This paper investigates relationships between corporate governance traditions and quality of life as measured by a number of widely reported indicators. It provides an empirical analysis of indicators of societal health in developed economies using a classification based on legal traditions. Arguably the most widely cited work in the corporate governance literature has been the collection of papers by La Porta et al. which has shown, inter alia, statistically significant relationships between legal traditions and various proxies for investor protection. We show statistically significant relationships between legal traditions and various proxies for societal health. Our comparative evidence suggests that the interests of investors may not be congruent with the interests of wider society, and that the criteria for judging the effectiveness of approaches to corporate governance should not be restricted to financial metrics.
- investor protection

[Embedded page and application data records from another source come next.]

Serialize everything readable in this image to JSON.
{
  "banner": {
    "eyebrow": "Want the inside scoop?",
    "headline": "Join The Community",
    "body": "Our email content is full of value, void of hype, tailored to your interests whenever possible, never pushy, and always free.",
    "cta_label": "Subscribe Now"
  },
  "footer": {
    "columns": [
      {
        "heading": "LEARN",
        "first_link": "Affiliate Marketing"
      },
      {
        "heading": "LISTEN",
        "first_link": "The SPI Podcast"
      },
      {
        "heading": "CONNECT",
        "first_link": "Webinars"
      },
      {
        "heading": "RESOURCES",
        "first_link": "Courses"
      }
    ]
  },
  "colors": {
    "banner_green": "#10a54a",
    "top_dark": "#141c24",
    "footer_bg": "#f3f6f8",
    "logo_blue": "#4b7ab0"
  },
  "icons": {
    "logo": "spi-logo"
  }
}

Collison, D., Cross, S., Ferguson, J., Power, D., & Stevenson, L. (2012). Legal determinants of external finance revisited: the inverse relationship between investor protection and societal well-being. Journal of Business Ethics, 108(3), 393-410. https://doi.org/10.1007/s10551-011-1098-0